Above all, I know it’s going to be ok as it always has been before. The shift of thinking is that there is always a way to make it work. I am the one saying ‘it will be fine’ now as I know exactly how he is feeling having been the stressee for the past several postings. Even if hubby couldn’t do what he knows, or has restrictions or stipulations on future employment or community involvement, I can help. The resilience mind tricks can be shared. It looks like the new year will be off to a solid start.
What advice would you give to your younger self?
Stay strong to what feels right. . Make do with what you have and if you don’t have it, find it.
How would you like to see your career develop from here? What are your next goals?
I’m currently studying a Grad Cert in Disability Studies with the intention of specialising both in and out of school. I dream of the ease families could access the NDIS more effectively and develop a focused early intervention community hub for those little people who have such spirit or need a voice. If I’m doing the best I can to assist families and graduate teachers in understanding their influence on a little person while having time to keep reading stories to myself, my kids and my students I think I will be content 🙂

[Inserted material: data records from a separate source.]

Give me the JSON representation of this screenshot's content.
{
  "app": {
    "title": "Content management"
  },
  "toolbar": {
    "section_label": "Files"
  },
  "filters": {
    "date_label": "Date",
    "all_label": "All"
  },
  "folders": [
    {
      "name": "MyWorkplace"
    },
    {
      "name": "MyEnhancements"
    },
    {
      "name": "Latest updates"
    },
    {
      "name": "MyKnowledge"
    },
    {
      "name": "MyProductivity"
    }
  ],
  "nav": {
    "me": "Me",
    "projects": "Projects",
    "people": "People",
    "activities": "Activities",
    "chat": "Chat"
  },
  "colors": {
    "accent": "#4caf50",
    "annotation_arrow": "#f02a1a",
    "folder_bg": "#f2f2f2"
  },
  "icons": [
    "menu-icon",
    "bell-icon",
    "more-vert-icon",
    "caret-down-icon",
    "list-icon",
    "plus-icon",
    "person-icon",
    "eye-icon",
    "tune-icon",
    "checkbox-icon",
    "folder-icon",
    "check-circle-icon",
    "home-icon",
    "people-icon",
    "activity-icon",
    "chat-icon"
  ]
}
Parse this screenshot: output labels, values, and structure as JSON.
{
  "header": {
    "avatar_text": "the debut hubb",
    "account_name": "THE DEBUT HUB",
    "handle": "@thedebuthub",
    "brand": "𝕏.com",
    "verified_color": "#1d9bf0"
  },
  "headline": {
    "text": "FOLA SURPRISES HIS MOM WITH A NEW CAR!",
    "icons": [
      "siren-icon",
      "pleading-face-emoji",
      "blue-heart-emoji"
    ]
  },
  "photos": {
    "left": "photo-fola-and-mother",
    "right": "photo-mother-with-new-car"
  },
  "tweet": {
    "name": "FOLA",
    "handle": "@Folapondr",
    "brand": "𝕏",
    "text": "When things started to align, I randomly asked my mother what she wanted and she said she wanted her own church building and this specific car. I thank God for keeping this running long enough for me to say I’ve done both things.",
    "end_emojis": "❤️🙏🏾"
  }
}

Thank you Sarah!
You can learn more about Joey’s Corner here
For more information or support on transition from the ADF:
Defence Family Helpline (24/7) 1800 624 608 or via email DefenceFamilyHelpline@defence.gov.au
ADF All Hours Support line is provided by Defence as part of the ADF Mental Health Strategy, and is a 24-7 service for ADF members and their families to access mental health advice and referral. Ph 1800 628 036 (or +61 2 9425 3878 outside Australia)
Open Arms – Veterans and Families Counselling on 1800 011 046 for free, confidential counselling and group programs to support mental health and wellbeing.
The Department of Veterans’ Affairs At Ease website can help veterans, current Defence members, and their families during challenging times by providing tips, treatment options, and resources for identifying, managing or treating symptoms of not coping.
Employment resources for both ADF partners and ADF members and veterans can be found elsewhere on this website